The tax election was held on Oct. 23, 1999.
In all, 434 voters, or 57.56 percent, cast their ballots for the tax, while 320 people, or 42.44 percent, voted against it.
Before the increase, Ferriday’s sales tax rate was 9 percent, which brought more than $800,000 into the town’s general fund each year.
At the time of the election, it was estimated that the tax increase would bring an extra $315,000 a year into the town’s general fund.
But the tax, which just took effect on Jan. 1, actually brings in $30,000 a month, or $360,000 a year, according to figures town accountant has presented to the Town Council — and it’s a good thing,&160;McGlothin said.
&uot;We’ve lost a lot of money from things like broken water meters, so we’re lucky we got that money from the tax,&uot; he said. &uot;The voters need to be commended for passing it.&uot;

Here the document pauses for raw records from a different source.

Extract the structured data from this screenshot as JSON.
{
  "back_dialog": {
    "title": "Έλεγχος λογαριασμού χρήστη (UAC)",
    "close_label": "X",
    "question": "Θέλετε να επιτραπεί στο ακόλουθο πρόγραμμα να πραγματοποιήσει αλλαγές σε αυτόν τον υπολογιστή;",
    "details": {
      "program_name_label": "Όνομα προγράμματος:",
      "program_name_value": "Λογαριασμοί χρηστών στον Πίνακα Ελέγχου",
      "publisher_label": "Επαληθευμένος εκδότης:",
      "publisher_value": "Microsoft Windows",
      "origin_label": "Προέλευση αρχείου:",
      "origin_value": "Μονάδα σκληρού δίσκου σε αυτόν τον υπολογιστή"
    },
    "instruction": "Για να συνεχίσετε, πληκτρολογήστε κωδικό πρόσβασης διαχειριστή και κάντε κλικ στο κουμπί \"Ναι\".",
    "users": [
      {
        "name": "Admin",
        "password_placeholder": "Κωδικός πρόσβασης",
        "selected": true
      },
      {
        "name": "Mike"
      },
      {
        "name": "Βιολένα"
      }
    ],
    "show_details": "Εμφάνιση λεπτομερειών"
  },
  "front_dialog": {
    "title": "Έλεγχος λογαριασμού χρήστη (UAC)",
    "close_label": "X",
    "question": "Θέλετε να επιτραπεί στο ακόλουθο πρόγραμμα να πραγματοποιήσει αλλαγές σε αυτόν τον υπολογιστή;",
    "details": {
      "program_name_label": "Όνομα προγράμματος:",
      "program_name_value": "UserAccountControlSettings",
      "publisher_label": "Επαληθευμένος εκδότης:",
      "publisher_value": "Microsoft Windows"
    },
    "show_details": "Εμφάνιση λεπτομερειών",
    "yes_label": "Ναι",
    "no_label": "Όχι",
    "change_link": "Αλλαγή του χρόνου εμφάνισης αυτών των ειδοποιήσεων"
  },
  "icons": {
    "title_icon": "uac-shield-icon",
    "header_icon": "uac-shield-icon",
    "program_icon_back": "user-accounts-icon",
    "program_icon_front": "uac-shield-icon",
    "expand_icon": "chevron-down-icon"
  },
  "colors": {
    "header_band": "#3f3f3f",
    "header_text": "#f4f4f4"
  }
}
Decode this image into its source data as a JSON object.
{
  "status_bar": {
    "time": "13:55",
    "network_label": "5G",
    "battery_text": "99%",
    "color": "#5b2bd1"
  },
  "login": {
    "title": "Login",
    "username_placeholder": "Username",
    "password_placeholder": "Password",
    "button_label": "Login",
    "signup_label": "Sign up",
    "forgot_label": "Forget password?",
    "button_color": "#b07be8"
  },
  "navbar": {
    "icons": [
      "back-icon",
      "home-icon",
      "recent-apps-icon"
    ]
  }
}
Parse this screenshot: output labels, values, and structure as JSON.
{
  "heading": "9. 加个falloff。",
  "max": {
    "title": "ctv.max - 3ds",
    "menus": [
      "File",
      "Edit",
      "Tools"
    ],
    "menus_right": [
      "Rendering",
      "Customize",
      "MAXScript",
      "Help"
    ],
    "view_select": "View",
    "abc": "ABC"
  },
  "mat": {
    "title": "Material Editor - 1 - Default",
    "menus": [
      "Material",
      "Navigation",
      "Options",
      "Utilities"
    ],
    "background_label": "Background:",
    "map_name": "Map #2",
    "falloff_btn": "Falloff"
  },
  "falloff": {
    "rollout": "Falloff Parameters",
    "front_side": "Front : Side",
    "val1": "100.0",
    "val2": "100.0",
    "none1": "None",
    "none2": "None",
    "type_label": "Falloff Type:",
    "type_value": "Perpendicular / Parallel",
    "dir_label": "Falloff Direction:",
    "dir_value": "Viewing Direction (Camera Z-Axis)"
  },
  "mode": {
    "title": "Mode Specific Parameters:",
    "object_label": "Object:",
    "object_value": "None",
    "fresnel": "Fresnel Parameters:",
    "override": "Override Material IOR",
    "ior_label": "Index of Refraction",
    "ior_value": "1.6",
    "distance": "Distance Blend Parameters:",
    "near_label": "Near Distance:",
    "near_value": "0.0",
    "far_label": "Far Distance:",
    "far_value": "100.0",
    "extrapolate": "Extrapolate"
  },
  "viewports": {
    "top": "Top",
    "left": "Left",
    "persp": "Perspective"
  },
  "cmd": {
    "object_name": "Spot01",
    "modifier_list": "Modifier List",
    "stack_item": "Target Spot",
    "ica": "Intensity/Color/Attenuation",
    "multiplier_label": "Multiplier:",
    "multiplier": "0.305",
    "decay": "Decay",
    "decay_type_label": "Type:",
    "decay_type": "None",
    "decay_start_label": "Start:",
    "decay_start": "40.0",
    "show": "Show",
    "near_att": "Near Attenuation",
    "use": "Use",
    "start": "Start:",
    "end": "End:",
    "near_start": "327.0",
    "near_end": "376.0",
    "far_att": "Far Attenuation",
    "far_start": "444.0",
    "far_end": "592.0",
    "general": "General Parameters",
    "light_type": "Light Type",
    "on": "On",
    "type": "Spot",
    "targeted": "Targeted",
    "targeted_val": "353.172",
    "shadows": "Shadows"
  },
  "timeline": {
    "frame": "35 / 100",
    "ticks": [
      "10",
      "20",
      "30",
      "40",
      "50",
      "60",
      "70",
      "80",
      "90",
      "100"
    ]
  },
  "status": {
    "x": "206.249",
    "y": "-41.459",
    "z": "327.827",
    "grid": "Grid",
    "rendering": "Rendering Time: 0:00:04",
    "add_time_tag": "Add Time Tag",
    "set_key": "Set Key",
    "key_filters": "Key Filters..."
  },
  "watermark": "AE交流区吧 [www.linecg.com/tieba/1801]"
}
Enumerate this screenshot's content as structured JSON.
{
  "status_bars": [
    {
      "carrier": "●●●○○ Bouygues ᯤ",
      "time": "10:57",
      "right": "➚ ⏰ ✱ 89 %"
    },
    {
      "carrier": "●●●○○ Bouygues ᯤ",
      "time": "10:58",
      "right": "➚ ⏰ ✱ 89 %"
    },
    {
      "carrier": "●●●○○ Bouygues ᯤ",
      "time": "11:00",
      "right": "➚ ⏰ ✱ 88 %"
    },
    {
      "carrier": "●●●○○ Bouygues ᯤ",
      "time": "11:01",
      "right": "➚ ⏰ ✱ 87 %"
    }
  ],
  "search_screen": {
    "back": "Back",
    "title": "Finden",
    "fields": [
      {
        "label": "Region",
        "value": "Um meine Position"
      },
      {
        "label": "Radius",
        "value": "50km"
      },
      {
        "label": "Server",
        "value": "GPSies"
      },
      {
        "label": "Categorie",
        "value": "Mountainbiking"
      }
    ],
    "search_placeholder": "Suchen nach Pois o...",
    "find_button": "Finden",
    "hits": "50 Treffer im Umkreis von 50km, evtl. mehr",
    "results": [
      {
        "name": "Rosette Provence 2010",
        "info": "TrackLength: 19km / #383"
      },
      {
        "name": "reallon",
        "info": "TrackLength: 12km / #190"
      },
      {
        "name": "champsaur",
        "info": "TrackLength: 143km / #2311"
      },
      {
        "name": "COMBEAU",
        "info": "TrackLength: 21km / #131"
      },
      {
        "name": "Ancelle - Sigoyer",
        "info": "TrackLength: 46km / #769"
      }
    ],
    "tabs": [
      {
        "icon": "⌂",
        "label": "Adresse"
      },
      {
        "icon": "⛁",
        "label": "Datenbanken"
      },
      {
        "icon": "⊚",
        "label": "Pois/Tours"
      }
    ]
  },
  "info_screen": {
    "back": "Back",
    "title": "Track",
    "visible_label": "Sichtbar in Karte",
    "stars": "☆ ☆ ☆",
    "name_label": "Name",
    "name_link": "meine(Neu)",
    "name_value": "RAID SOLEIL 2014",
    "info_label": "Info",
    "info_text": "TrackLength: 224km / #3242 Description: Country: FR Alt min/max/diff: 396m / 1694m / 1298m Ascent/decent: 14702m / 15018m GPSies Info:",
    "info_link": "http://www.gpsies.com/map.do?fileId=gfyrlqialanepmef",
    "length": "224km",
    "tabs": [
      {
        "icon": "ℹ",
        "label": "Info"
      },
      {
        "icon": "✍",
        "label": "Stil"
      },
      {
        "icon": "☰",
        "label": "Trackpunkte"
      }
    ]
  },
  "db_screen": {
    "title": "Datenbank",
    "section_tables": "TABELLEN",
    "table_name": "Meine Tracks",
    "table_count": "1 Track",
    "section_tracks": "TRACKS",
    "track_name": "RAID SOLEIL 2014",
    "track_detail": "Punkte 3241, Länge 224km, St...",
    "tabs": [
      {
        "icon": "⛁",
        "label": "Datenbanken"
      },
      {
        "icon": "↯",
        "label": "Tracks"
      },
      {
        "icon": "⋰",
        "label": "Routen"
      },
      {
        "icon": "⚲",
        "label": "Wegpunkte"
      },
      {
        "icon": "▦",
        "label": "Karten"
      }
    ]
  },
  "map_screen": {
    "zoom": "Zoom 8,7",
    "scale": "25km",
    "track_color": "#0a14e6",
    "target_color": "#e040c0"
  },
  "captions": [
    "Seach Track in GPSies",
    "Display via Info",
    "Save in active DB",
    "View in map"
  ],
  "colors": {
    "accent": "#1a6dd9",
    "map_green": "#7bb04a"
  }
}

The tax goes to the town’s general fund to be used for a variety of purposes, from paying the town’s bills and notes to operating its various departments. The Louisiana Legislature passed a bill in spring 1999 to allow towns in Concordia and Tensas parishes to levy up to 1 cent in extra sales taxes. In their testimony to legislators, Ferriday officials, including then-Mayor Odeal Montgomery and some council members, said the tax would be used for the police and fire departments for such things as equipment upgrades and training. But the tax proposition the commission passed said the money could be used for any lawful purpose,&160;according to commission officials.